[Excerpted data — start]

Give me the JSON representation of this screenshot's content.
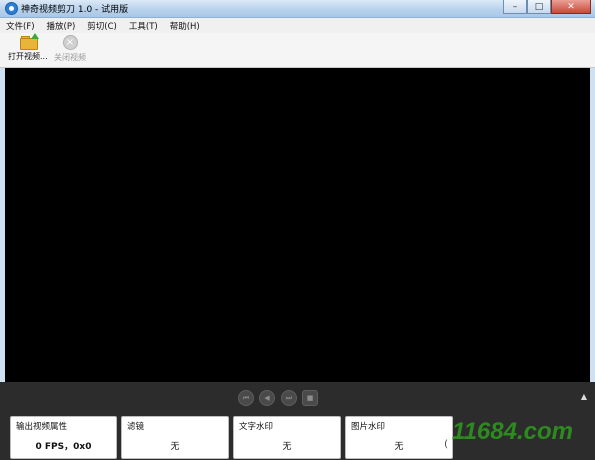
{
  "window": {
    "title": "神奇视频剪刀 1.0 - 试用版",
    "controls": [
      "–",
      "□",
      "✕"
    ]
  },
  "menu": [
    "文件(F)",
    "播放(P)",
    "剪切(C)",
    "工具(T)",
    "帮助(H)"
  ],
  "toolbar": {
    "open_label": "打开视频...",
    "close_label": "关闭视频"
  },
  "transport": {
    "scroll_glyph": "▲",
    "buttons": [
      "⏮",
      "◀",
      "⏭",
      "■"
    ]
  },
  "panels": [
    {
      "title": "输出视频属性",
      "value": "0 FPS，0x0"
    },
    {
      "title": "滤镜",
      "value": "无"
    },
    {
      "title": "文字水印",
      "value": "无"
    },
    {
      "title": "图片水印",
      "value": "无",
      "extra": "("
    }
  ],
  "watermark": "11684.com",
  "colors": {
    "title_bar": "#b9d2ec",
    "video_bg": "#000000",
    "bottom_panel": "#2c2c2c",
    "watermark": "#2d8a1f"
  }
}
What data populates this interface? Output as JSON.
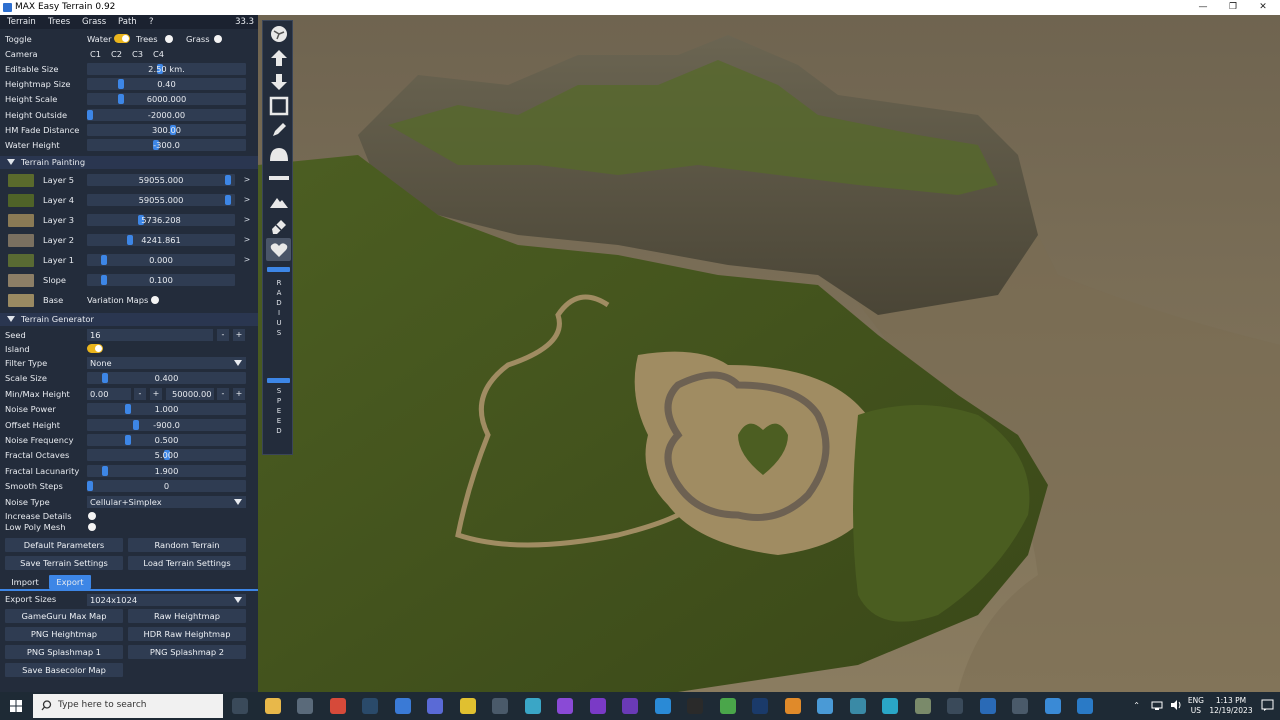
{
  "window": {
    "title": "MAX Easy Terrain 0.92",
    "controls": [
      "—",
      "❐",
      "✕"
    ]
  },
  "menu": {
    "items": [
      "Terrain",
      "Trees",
      "Grass",
      "Path",
      "?"
    ],
    "fps": "33.3"
  },
  "toggle_row": {
    "label": "Toggle",
    "water": "Water",
    "trees": "Trees",
    "grass": "Grass"
  },
  "camera": {
    "label": "Camera",
    "buttons": [
      "C1",
      "C2",
      "C3",
      "C4"
    ]
  },
  "settings": [
    {
      "label": "Editable Size",
      "value": "2.50 km.",
      "level": 0.46
    },
    {
      "label": "Heightmap Size",
      "value": "0.40",
      "level": 0.2
    },
    {
      "label": "Height Scale",
      "value": "6000.000",
      "level": 0.2
    },
    {
      "label": "Height Outside",
      "value": "-2000.00",
      "level": 0.0
    },
    {
      "label": "HM Fade Distance",
      "value": "300.00",
      "level": 0.54
    },
    {
      "label": "Water Height",
      "value": "-300.0",
      "level": 0.43
    }
  ],
  "terrain_painting": {
    "header": "Terrain Painting",
    "layers": [
      {
        "label": "Layer 5",
        "value": "59055.000",
        "level": 0.97,
        "color": "#5a6a2c"
      },
      {
        "label": "Layer 4",
        "value": "59055.000",
        "level": 0.97,
        "color": "#4f6328"
      },
      {
        "label": "Layer 3",
        "value": "5736.208",
        "level": 0.36,
        "color": "#8a7a55"
      },
      {
        "label": "Layer 2",
        "value": "4241.861",
        "level": 0.28,
        "color": "#7a7060"
      },
      {
        "label": "Layer 1",
        "value": "0.000",
        "level": 0.1,
        "color": "#596a33"
      },
      {
        "label": "Slope",
        "value": "0.100",
        "level": 0.1,
        "color": "#8c7e66"
      }
    ],
    "base": {
      "label": "Base",
      "variation": "Variation Maps",
      "color": "#9a8a62"
    }
  },
  "terrain_generator": {
    "header": "Terrain Generator",
    "seed": {
      "label": "Seed",
      "value": "16"
    },
    "island": {
      "label": "Island"
    },
    "filter_type": {
      "label": "Filter Type",
      "value": "None"
    },
    "scale_size": {
      "label": "Scale Size",
      "value": "0.400",
      "level": 0.1
    },
    "minmax": {
      "label": "Min/Max Height",
      "min": "0.00",
      "max": "50000.00"
    },
    "params": [
      {
        "label": "Noise Power",
        "value": "1.000",
        "level": 0.25
      },
      {
        "label": "Offset Height",
        "value": "-900.0",
        "level": 0.3
      },
      {
        "label": "Noise Frequency",
        "value": "0.500",
        "level": 0.25
      },
      {
        "label": "Fractal Octaves",
        "value": "5.000",
        "level": 0.5
      },
      {
        "label": "Fractal Lacunarity",
        "value": "1.900",
        "level": 0.1
      },
      {
        "label": "Smooth Steps",
        "value": "0",
        "level": 0.0
      }
    ],
    "noise_type": {
      "label": "Noise Type",
      "value": "Cellular+Simplex"
    },
    "increase_details": "Increase Details",
    "low_poly": "Low Poly Mesh",
    "buttons": [
      "Default Parameters",
      "Random Terrain",
      "Save Terrain Settings",
      "Load Terrain Settings"
    ]
  },
  "tabs": {
    "import": "Import",
    "export": "Export"
  },
  "export": {
    "sizes_label": "Export Sizes",
    "sizes_value": "1024x1024",
    "buttons": [
      "GameGuru Max Map",
      "Raw Heightmap",
      "PNG Heightmap",
      "HDR Raw Heightmap",
      "PNG Splashmap 1",
      "PNG Splashmap 2",
      "Save Basecolor Map"
    ]
  },
  "toolbar": {
    "radius_letters": [
      "R",
      "A",
      "D",
      "I",
      "U",
      "S"
    ],
    "speed_letters": [
      "S",
      "P",
      "E",
      "E",
      "D"
    ]
  },
  "taskbar": {
    "search_placeholder": "Type here to search",
    "lang": "ENG",
    "region": "US",
    "time": "1:13 PM",
    "date": "12/19/2023"
  }
}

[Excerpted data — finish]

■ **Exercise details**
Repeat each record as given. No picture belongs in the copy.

■ **Written response**
Give me the JSON representation of this screenshot's content.
{
  "window": {
    "title": "神奇视频剪刀 1.0 - 试用版",
    "controls": [
      "–",
      "□",
      "✕"
    ]
  },
  "menu": [
    "文件(F)",
    "播放(P)",
    "剪切(C)",
    "工具(T)",
    "帮助(H)"
  ],
  "toolbar": {
    "open_label": "打开视频...",
    "close_label": "关闭视频"
  },
  "transport": {
    "scroll_glyph": "▲",
    "buttons": [
      "⏮",
      "◀",
      "⏭",
      "■"
    ]
  },
  "panels": [
    {
      "title": "输出视频属性",
      "value": "0 FPS，0x0"
    },
    {
      "title": "滤镜",
      "value": "无"
    },
    {
      "title": "文字水印",
      "value": "无"
    },
    {
      "title": "图片水印",
      "value": "无",
      "extra": "("
    }
  ],
  "watermark": "11684.com",
  "colors": {
    "title_bar": "#b9d2ec",
    "video_bg": "#000000",
    "bottom_panel": "#2c2c2c",
    "watermark": "#2d8a1f"
  }
}
What data populates this interface? Output as JSON.
{
  "window": {
    "title": "MAX Easy Terrain 0.92",
    "controls": [
      "—",
      "❐",
      "✕"
    ]
  },
  "menu": {
    "items": [
      "Terrain",
      "Trees",
      "Grass",
      "Path",
      "?"
    ],
    "fps": "33.3"
  },
  "toggle_row": {
    "label": "Toggle",
    "water": "Water",
    "trees": "Trees",
    "grass": "Grass"
  },
  "camera": {
    "label": "Camera",
    "buttons": [
      "C1",
      "C2",
      "C3",
      "C4"
    ]
  },
  "settings": [
    {
      "label": "Editable Size",
      "value": "2.50 km.",
      "level": 0.46
    },
    {
      "label": "Heightmap Size",
      "value": "0.40",
      "level": 0.2
    },
    {
      "label": "Height Scale",
      "value": "6000.000",
      "level": 0.2
    },
    {
      "label": "Height Outside",
      "value": "-2000.00",
      "level": 0.0
    },
    {
      "label": "HM Fade Distance",
      "value": "300.00",
      "level": 0.54
    },
    {
      "label": "Water Height",
      "value": "-300.0",
      "level": 0.43
    }
  ],
  "terrain_painting": {
    "header": "Terrain Painting",
    "layers": [
      {
        "label": "Layer 5",
        "value": "59055.000",
        "level": 0.97,
        "color": "#5a6a2c"
      },
      {
        "label": "Layer 4",
        "value": "59055.000",
        "level": 0.97,
        "color": "#4f6328"
      },
      {
        "label": "Layer 3",
        "value": "5736.208",
        "level": 0.36,
        "color": "#8a7a55"
      },
      {
        "label": "Layer 2",
        "value": "4241.861",
        "level": 0.28,
        "color": "#7a7060"
      },
      {
        "label": "Layer 1",
        "value": "0.000",
        "level": 0.1,
        "color": "#596a33"
      },
      {
        "label": "Slope",
        "value": "0.100",
        "level": 0.1,
        "color": "#8c7e66"
      }
    ],
    "base": {
      "label": "Base",
      "variation": "Variation Maps",
      "color": "#9a8a62"
    }
  },
  "terrain_generator": {
    "header": "Terrain Generator",
    "seed": {
      "label": "Seed",
      "value": "16"
    },
    "island": {
      "label": "Island"
    },
    "filter_type": {
      "label": "Filter Type",
      "value": "None"
    },
    "scale_size": {
      "label": "Scale Size",
      "value": "0.400",
      "level": 0.1
    },
    "minmax": {
      "label": "Min/Max Height",
      "min": "0.00",
      "max": "50000.00"
    },
    "params": [
      {
        "label": "Noise Power",
        "value": "1.000",
        "level": 0.25
      },
      {
        "label": "Offset Height",
        "value": "-900.0",
        "level": 0.3
      },
      {
        "label": "Noise Frequency",
        "value": "0.500",
        "level": 0.25
      },
      {
        "label": "Fractal Octaves",
        "value": "5.000",
        "level": 0.5
      },
      {
        "label": "Fractal Lacunarity",
        "value": "1.900",
        "level": 0.1
      },
      {
        "label": "Smooth Steps",
        "value": "0",
        "level": 0.0
      }
    ],
    "noise_type": {
      "label": "Noise Type",
      "value": "Cellular+Simplex"
    },
    "increase_details": "Increase Details",
    "low_poly": "Low Poly Mesh",
    "buttons": [
      "Default Parameters",
      "Random Terrain",
      "Save Terrain Settings",
      "Load Terrain Settings"
    ]
  },
  "tabs": {
    "import": "Import",
    "export": "Export"
  },
  "export": {
    "sizes_label": "Export Sizes",
    "sizes_value": "1024x1024",
    "buttons": [
      "GameGuru Max Map",
      "Raw Heightmap",
      "PNG Heightmap",
      "HDR Raw Heightmap",
      "PNG Splashmap 1",
      "PNG Splashmap 2",
      "Save Basecolor Map"
    ]
  },
  "toolbar": {
    "radius_letters": [
      "R",
      "A",
      "D",
      "I",
      "U",
      "S"
    ],
    "speed_letters": [
      "S",
      "P",
      "E",
      "E",
      "D"
    ]
  },
  "taskbar": {
    "search_placeholder": "Type here to search",
    "lang": "ENG",
    "region": "US",
    "time": "1:13 PM",
    "date": "12/19/2023"
  }
}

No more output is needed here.